The classification and penalty for auto theft depends on the value of the vehicle. For example, if the car was valued between $2500 and $30,000 it would be a state jail felony punishable by 6 months to 2 years in a state jail facility and a maximum $10,000 fine.
The table below will break down the classifications and penalty ranges based on values.
|under $100||Class C Misdemeanor||$500 fine|
|100||750||Class B Misdemeanor||Up to 180 days in jail|
|750||2500||Class A Misdemeanor||Up to 1 year in jail|
|2500||30000||State Jail Felony||180 days - 2 years state jail|
|30000||150000||Third Degree Felony||2-10 years in prison|
|150000||300000||Second Degree Felony||2-20 years in prison|
|300000+||First Degree Felony||5-99 years or life|
The difference between vehicle theft and UUMV is that when a person commits UUMV, they intend on returning the vehicle. When a person commits auto theft, they have no intention of returning the vehicle.
In Texas, a person commits evading arrest in a vehicle if he or she intentionally flees a law enforcement officer who is attempting to detain or arrest them. So if a person is participating in the car theft TikTok challenge and tries to run from the law, he or she could be charged with evading arrest, as well as vehicle theft.
Evading arrest in a vehicle is a state jail felony, punishable by 6 months to 2 years in a state jail facility and a maximum $10,000 fine.
Manslaughter is an extremely serious charge in Texas that occurs when someone recklessly causes another person’s death. We often see this charge stemming from accidents; there was no intent to kill anyone but it occurred as the result of reckless behavior.
For example, if you steal a car as part of the Kia TikTok trend and then fatally strike a pedestrian in a crosswalk, that could constitute manslaughter.
Manslaughter is a second-degree felony punishable by 2 to 20 years in prison and a maximum $10,000 fine.
Many people who have been arrested in connection with the car theft TikTok trend are juveniles or young adults. In Texas, a person is considered a juvenile if they are under the age of 17. Juveniles are handled differently than adults by the justice system so it’s important to have an attorney who is skilled in juvenile law if you or a loved one is a minor. One of our partners at Varghese Summersett is board certified in juvenile law and has extensive experience handling these types of cases.
Many young people are arrested for mistakes and bad decisions that stem from peer pressure, impulsivity, or lack of maturity. Unfortunately, an arrest for theft can have life-altering consequences that can affect your ability to get a job, housing or financial aid for college.

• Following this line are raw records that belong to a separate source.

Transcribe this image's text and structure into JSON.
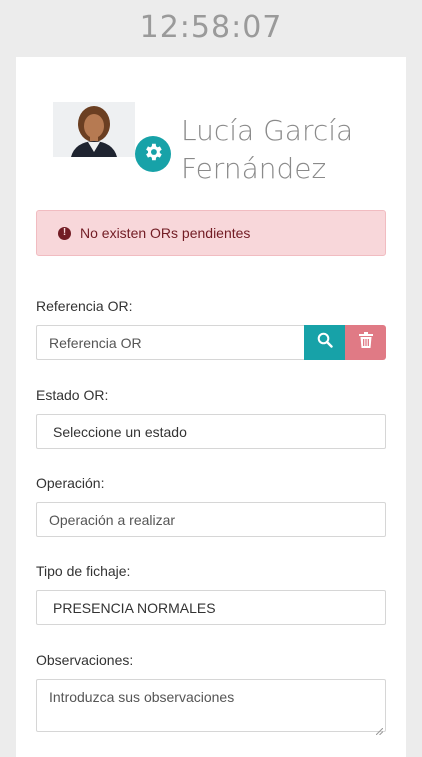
{
  "status_bar": {
    "time": "12:58:07"
  },
  "profile": {
    "name_line1": "Lucía García",
    "name_line2": "Fernández"
  },
  "alert": {
    "message": "No existen ORs pendientes"
  },
  "form": {
    "referencia": {
      "label": "Referencia OR:",
      "placeholder": "Referencia OR"
    },
    "estado": {
      "label": "Estado OR:",
      "value": "Seleccione un estado"
    },
    "operacion": {
      "label": "Operación:",
      "placeholder": "Operación a realizar"
    },
    "tipo_fichaje": {
      "label": "Tipo de fichaje:",
      "value": "PRESENCIA NORMALES"
    },
    "observaciones": {
      "label": "Observaciones:",
      "placeholder": "Introduzca sus observaciones"
    }
  },
  "colors": {
    "accent": "#17a2a8",
    "danger": "#e07a85",
    "alert_bg": "#f8d7da",
    "alert_text": "#721c24"
  },
  "icons": {
    "settings": "gear-icon",
    "search": "search-icon",
    "delete": "trash-icon",
    "alert": "exclamation-circle-icon"
  }
}
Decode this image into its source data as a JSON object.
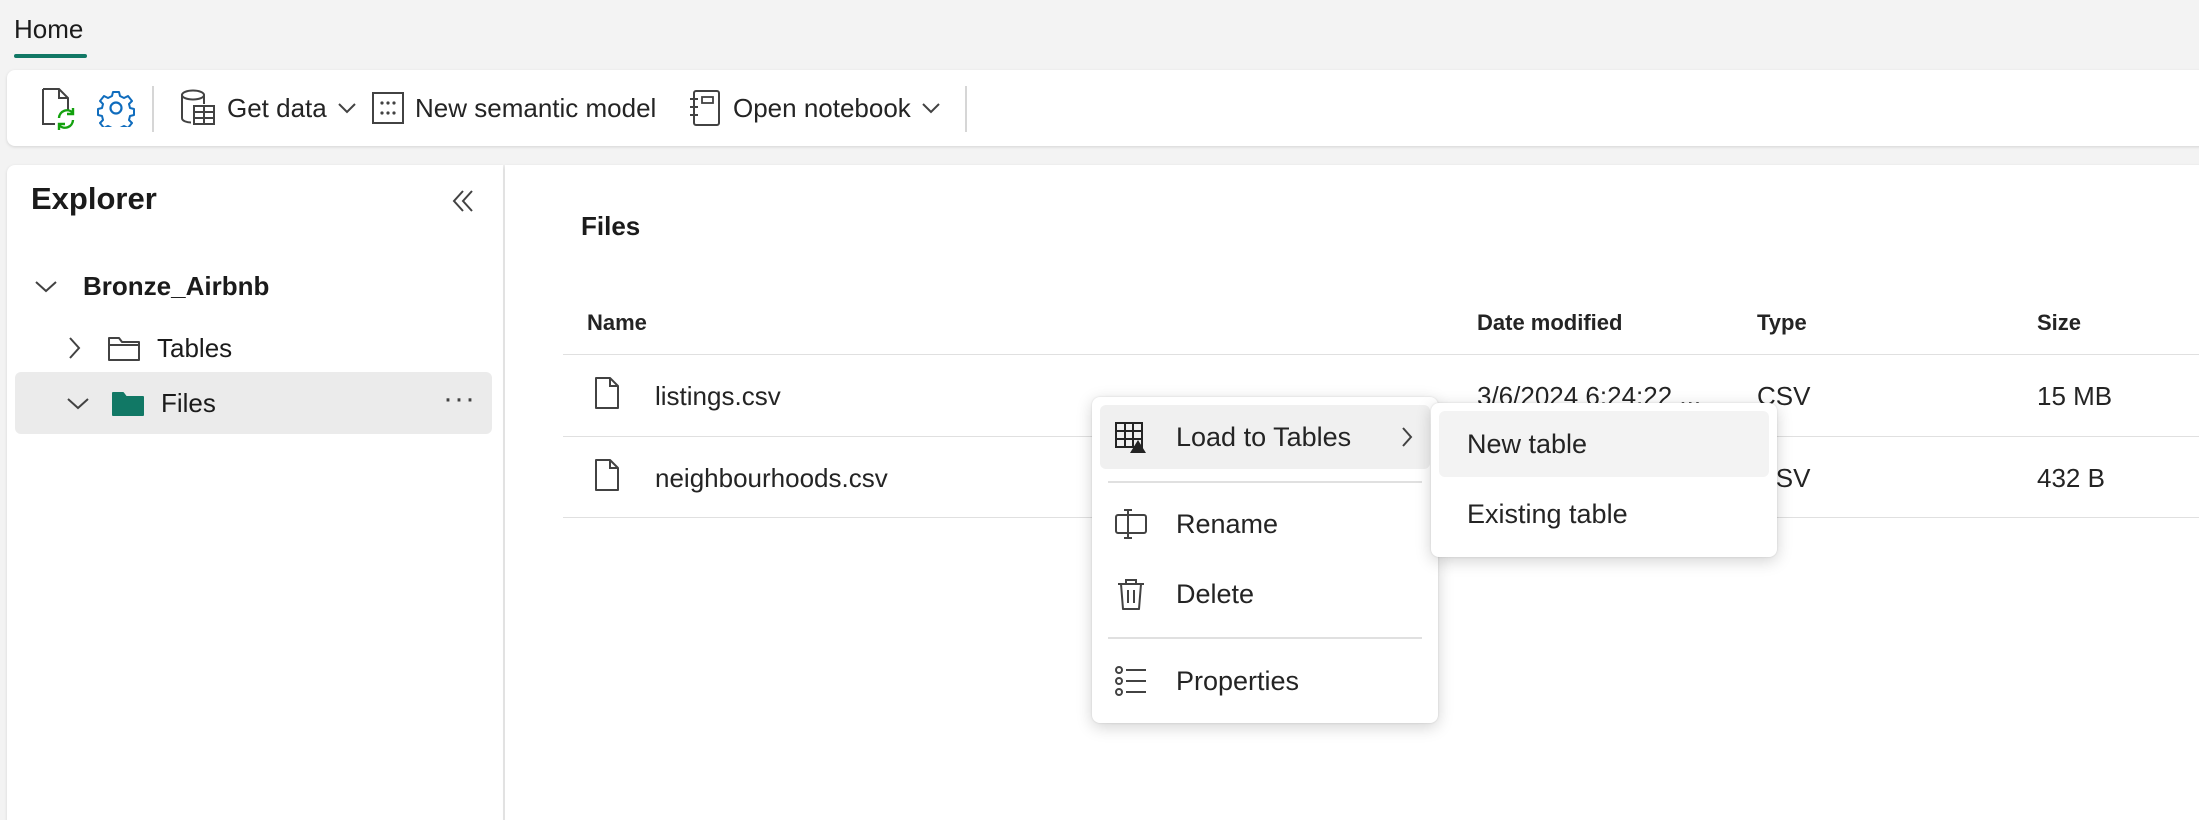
{
  "tabbar": {
    "home_label": "Home"
  },
  "ribbon": {
    "get_data_label": "Get data",
    "new_semantic_model_label": "New semantic model",
    "open_notebook_label": "Open notebook"
  },
  "explorer": {
    "title": "Explorer",
    "root": "Bronze_Airbnb",
    "items": [
      {
        "label": "Tables",
        "icon": "folder-outline-icon",
        "expanded": false
      },
      {
        "label": "Files",
        "icon": "folder-filled-icon",
        "expanded": true,
        "selected": true
      }
    ],
    "more_label": "···"
  },
  "main": {
    "title": "Files",
    "columns": {
      "name": "Name",
      "date_modified": "Date modified",
      "type": "Type",
      "size": "Size"
    },
    "rows": [
      {
        "name": "listings.csv",
        "date_modified": "3/6/2024 6:24:22 ...",
        "type": "CSV",
        "size": "15 MB"
      },
      {
        "name": "neighbourhoods.csv",
        "date_modified": "",
        "type": "CSV",
        "size": "432 B"
      }
    ]
  },
  "context_menu": {
    "items": [
      {
        "label": "Load to Tables",
        "icon": "table-load-icon",
        "has_submenu": true
      },
      {
        "label": "Rename",
        "icon": "rename-icon"
      },
      {
        "label": "Delete",
        "icon": "trash-icon"
      },
      {
        "label": "Properties",
        "icon": "properties-list-icon"
      }
    ],
    "submenu": [
      {
        "label": "New table"
      },
      {
        "label": "Existing table"
      }
    ]
  },
  "colors": {
    "accent": "#117865",
    "folder_fill": "#117865",
    "settings_icon": "#0f6cbd",
    "refresh_icon": "#13a10e"
  }
}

If you or a loved one has been arrested in connection with the car theft TikTok trend, call us today at 817-203-2220 for a free consultation with an experienced North Texas criminal defense attorney. We will work tirelessly to resolve your case in a manner that will not have a lasting negative impact on your future. We serve Fort Worth, Dallas, and the surrounding areas.